In relation to building a shelter, Mikko our tutor aptly told us the fable of the cricket and the ant:
“During the wintertime, the ant was living off the grain that he had stored up for himself during the summer. The cricket came to the ant and asked him to share some of his grain. The ant said to the cricket, ‘And what were you doing all summer long, since you weren’t gathering grain to eat?’ The cricket replied, ‘Because I was busy singing I didn’t have time for the harvest.’ The ant laughed at the cricket’s reply, and hid his heaps of grain deeper in the ground. ‘Since you sang like a fool in the summer,’ said the ant, ‘you better be prepared to dance the winter away!’.”
We spent last week learning traditional wilderness skills with Turkka. Who I am told, is the older, Finnish equivalent of Ray Mears. He’s like a walking, talking Encyclopedia of all things outdoors. Everyone was awaiting the week eagerly, as the last time we spent with him – Week 4 – Food Preparation and Cooking – was so enjoyable.
We started the week by celebrating his 70th birthday. Several people asked him why he hadn’t retired. Rather than saying it was because he loved his job, he said it was because his pension was too low, and he needed the money. Smiles all round.

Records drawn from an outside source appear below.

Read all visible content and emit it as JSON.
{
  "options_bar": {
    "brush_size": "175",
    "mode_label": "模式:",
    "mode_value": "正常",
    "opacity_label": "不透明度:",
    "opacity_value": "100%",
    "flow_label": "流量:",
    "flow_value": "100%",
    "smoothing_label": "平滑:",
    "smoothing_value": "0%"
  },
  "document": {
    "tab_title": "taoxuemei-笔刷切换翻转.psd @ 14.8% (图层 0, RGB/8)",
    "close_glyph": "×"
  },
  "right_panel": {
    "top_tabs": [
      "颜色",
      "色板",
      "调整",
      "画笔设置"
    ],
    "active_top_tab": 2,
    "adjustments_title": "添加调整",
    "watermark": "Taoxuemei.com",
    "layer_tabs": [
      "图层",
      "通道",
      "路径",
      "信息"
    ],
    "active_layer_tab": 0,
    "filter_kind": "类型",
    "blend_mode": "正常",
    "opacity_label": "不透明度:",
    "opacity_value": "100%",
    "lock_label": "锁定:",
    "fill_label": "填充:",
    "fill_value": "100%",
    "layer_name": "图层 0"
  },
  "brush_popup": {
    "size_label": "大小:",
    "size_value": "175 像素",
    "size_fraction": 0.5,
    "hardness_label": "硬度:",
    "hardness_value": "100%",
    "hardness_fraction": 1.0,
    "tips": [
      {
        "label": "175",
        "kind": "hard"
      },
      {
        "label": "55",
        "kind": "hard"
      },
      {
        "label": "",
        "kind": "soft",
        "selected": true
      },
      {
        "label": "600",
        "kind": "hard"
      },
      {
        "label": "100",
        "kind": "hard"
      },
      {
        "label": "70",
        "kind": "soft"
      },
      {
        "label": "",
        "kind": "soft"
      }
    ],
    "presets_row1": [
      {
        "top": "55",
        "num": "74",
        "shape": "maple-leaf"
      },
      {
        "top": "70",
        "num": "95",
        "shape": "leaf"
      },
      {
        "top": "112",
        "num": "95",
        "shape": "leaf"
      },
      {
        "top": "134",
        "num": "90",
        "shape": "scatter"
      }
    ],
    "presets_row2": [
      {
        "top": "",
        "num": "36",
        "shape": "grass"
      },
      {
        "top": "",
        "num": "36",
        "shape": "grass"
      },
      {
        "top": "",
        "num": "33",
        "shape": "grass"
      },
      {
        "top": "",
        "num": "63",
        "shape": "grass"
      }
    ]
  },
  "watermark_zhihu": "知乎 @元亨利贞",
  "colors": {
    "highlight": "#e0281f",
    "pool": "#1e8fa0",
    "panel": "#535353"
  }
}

He’s an eccentric and loveable character who, in between teaching us, would have the group sniggering with laughter, as he told tales of times gone by.